**The problem**
From first line to last, give the records again word for word and omit the pictures.
*** Data excerpts Section Begins ***
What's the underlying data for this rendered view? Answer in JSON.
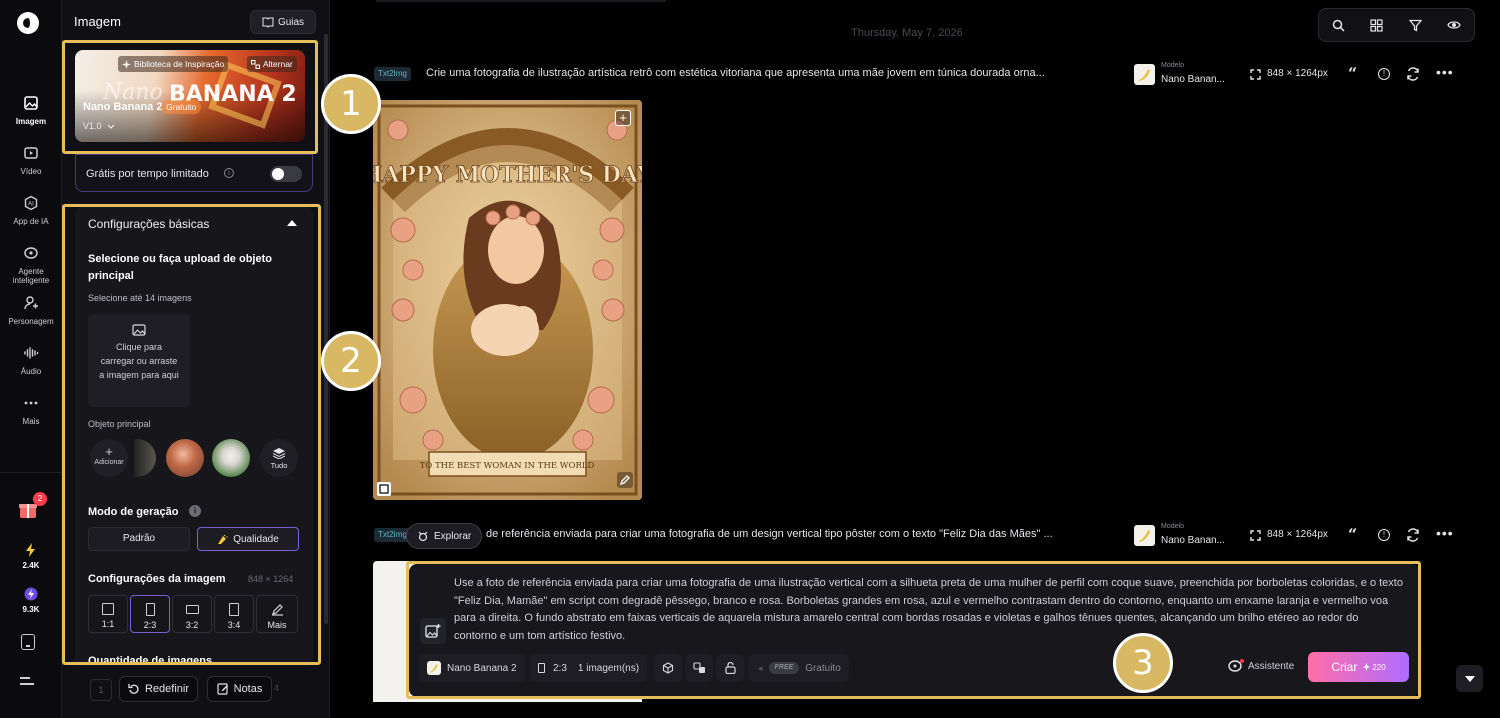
{
  "nav": {
    "items": [
      {
        "label": "Imagem",
        "icon": "image-icon"
      },
      {
        "label": "Vídeo",
        "icon": "video-icon"
      },
      {
        "label": "App de IA",
        "icon": "ai-app-icon"
      },
      {
        "label": "Agente inteligente",
        "icon": "agent-icon"
      },
      {
        "label": "Personagem",
        "icon": "character-icon"
      },
      {
        "label": "Áudio",
        "icon": "audio-icon"
      },
      {
        "label": "Mais",
        "icon": "more-icon"
      }
    ],
    "gift_badge": "2",
    "credits_a": "2.4K",
    "credits_b": "9.3K"
  },
  "panel": {
    "title": "Imagem",
    "guides_label": "Guias",
    "model_card": {
      "inspiration_label": "Biblioteca de Inspiração",
      "switch_label": "Alternar",
      "model_name": "Nano Banana 2",
      "free_badge": "Gratuito",
      "version": "V1.0",
      "banner_script": "Nano",
      "banner_text": "BANANA 2"
    },
    "free_limited_label": "Grátis por tempo limitado",
    "basic_settings_label": "Configurações básicas",
    "upload_title": "Selecione ou faça upload de objeto principal",
    "upload_sub": "Selecione até 14 imagens",
    "upload_box_text": "Clique para carregar ou arraste a imagem para aqui",
    "main_object_label": "Objeto principal",
    "add_label": "Adicionar",
    "all_label": "Tudo",
    "gen_mode_label": "Modo de geração",
    "mode_standard": "Padrão",
    "mode_quality": "Qualidade",
    "image_settings_label": "Configurações da imagem",
    "image_size": "848 × 1264",
    "ratios": [
      "1:1",
      "2:3",
      "3:2",
      "3:4",
      "Mais"
    ],
    "quantity_label": "Quantidade de imagens",
    "reset_label": "Redefinir",
    "notes_label": "Notas"
  },
  "feed": {
    "date": "Thursday, May 7, 2026",
    "entries": [
      {
        "tag": "Txt2Img",
        "prompt": "Crie uma fotografia de ilustração artística retrô com estética vitoriana que apresenta uma mãe jovem em túnica dourada orna...",
        "model_caption": "Modelo",
        "model_name": "Nano Banan...",
        "size": "848 × 1264px"
      },
      {
        "tag": "Txt2Img",
        "prompt": "de referência enviada para criar uma fotografia de um design vertical tipo pôster com o texto \"Feliz Dia das Mães\" ...",
        "model_caption": "Modelo",
        "model_name": "Nano Banan...",
        "size": "848 × 1264px"
      }
    ],
    "poster_top_text": "HAPPY MOTHER'S DAY",
    "poster_bottom_text": "TO THE BEST WOMAN IN THE WORLD",
    "explore_label": "Explorar"
  },
  "composer": {
    "prompt": "Use a foto de referência enviada para criar uma fotografia de uma ilustração vertical com a silhueta preta de uma mulher de perfil com coque suave, preenchida por borboletas coloridas, e o texto \"Feliz Dia, Mamãe\" em script com degradê pêssego, branco e rosa. Borboletas grandes em rosa, azul e vermelho contrastam dentro do contorno, enquanto um enxame laranja e vermelho voa para a direita. O fundo abstrato em faixas verticais de aquarela mistura amarelo central com bordas rosadas e violetas e galhos tênues quentes, alcançando um brilho etéreo ao redor do contorno e um tom artístico festivo.",
    "model_chip": "Nano Banana 2",
    "ratio_chip": "2:3",
    "count_chip": "1 imagem(ns)",
    "free_tag": "FREE",
    "free_label": "Gratuito",
    "assistant_label": "Assistente",
    "create_label": "Criar",
    "create_cost": "220"
  },
  "annotations": [
    "1",
    "2",
    "3"
  ],
  "colors": {
    "highlight": "#e5bd5a",
    "accent": "#7a5fd9",
    "create_from": "#ff6fa8",
    "create_to": "#b06bff"
  }
}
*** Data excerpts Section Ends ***
**Response to this task**
What's the underlying data for this rendered view? Answer in JSON.
{
  "nav": {
    "items": [
      {
        "label": "Imagem",
        "icon": "image-icon"
      },
      {
        "label": "Vídeo",
        "icon": "video-icon"
      },
      {
        "label": "App de IA",
        "icon": "ai-app-icon"
      },
      {
        "label": "Agente inteligente",
        "icon": "agent-icon"
      },
      {
        "label": "Personagem",
        "icon": "character-icon"
      },
      {
        "label": "Áudio",
        "icon": "audio-icon"
      },
      {
        "label": "Mais",
        "icon": "more-icon"
      }
    ],
    "gift_badge": "2",
    "credits_a": "2.4K",
    "credits_b": "9.3K"
  },
  "panel": {
    "title": "Imagem",
    "guides_label": "Guias",
    "model_card": {
      "inspiration_label": "Biblioteca de Inspiração",
      "switch_label": "Alternar",
      "model_name": "Nano Banana 2",
      "free_badge": "Gratuito",
      "version": "V1.0",
      "banner_script": "Nano",
      "banner_text": "BANANA 2"
    },
    "free_limited_label": "Grátis por tempo limitado",
    "basic_settings_label": "Configurações básicas",
    "upload_title": "Selecione ou faça upload de objeto principal",
    "upload_sub": "Selecione até 14 imagens",
    "upload_box_text": "Clique para carregar ou arraste a imagem para aqui",
    "main_object_label": "Objeto principal",
    "add_label": "Adicionar",
    "all_label": "Tudo",
    "gen_mode_label": "Modo de geração",
    "mode_standard": "Padrão",
    "mode_quality": "Qualidade",
    "image_settings_label": "Configurações da imagem",
    "image_size": "848 × 1264",
    "ratios": [
      "1:1",
      "2:3",
      "3:2",
      "3:4",
      "Mais"
    ],
    "quantity_label": "Quantidade de imagens",
    "reset_label": "Redefinir",
    "notes_label": "Notas"
  },
  "feed": {
    "date": "Thursday, May 7, 2026",
    "entries": [
      {
        "tag": "Txt2Img",
        "prompt": "Crie uma fotografia de ilustração artística retrô com estética vitoriana que apresenta uma mãe jovem em túnica dourada orna...",
        "model_caption": "Modelo",
        "model_name": "Nano Banan...",
        "size": "848 × 1264px"
      },
      {
        "tag": "Txt2Img",
        "prompt": "de referência enviada para criar uma fotografia de um design vertical tipo pôster com o texto \"Feliz Dia das Mães\" ...",
        "model_caption": "Modelo",
        "model_name": "Nano Banan...",
        "size": "848 × 1264px"
      }
    ],
    "poster_top_text": "HAPPY MOTHER'S DAY",
    "poster_bottom_text": "TO THE BEST WOMAN IN THE WORLD",
    "explore_label": "Explorar"
  },
  "composer": {
    "prompt": "Use a foto de referência enviada para criar uma fotografia de uma ilustração vertical com a silhueta preta de uma mulher de perfil com coque suave, preenchida por borboletas coloridas, e o texto \"Feliz Dia, Mamãe\" em script com degradê pêssego, branco e rosa. Borboletas grandes em rosa, azul e vermelho contrastam dentro do contorno, enquanto um enxame laranja e vermelho voa para a direita. O fundo abstrato em faixas verticais de aquarela mistura amarelo central com bordas rosadas e violetas e galhos tênues quentes, alcançando um brilho etéreo ao redor do contorno e um tom artístico festivo.",
    "model_chip": "Nano Banana 2",
    "ratio_chip": "2:3",
    "count_chip": "1 imagem(ns)",
    "free_tag": "FREE",
    "free_label": "Gratuito",
    "assistant_label": "Assistente",
    "create_label": "Criar",
    "create_cost": "220"
  },
  "annotations": [
    "1",
    "2",
    "3"
  ],
  "colors": {
    "highlight": "#e5bd5a",
    "accent": "#7a5fd9",
    "create_from": "#ff6fa8",
    "create_to": "#b06bff"
  }
}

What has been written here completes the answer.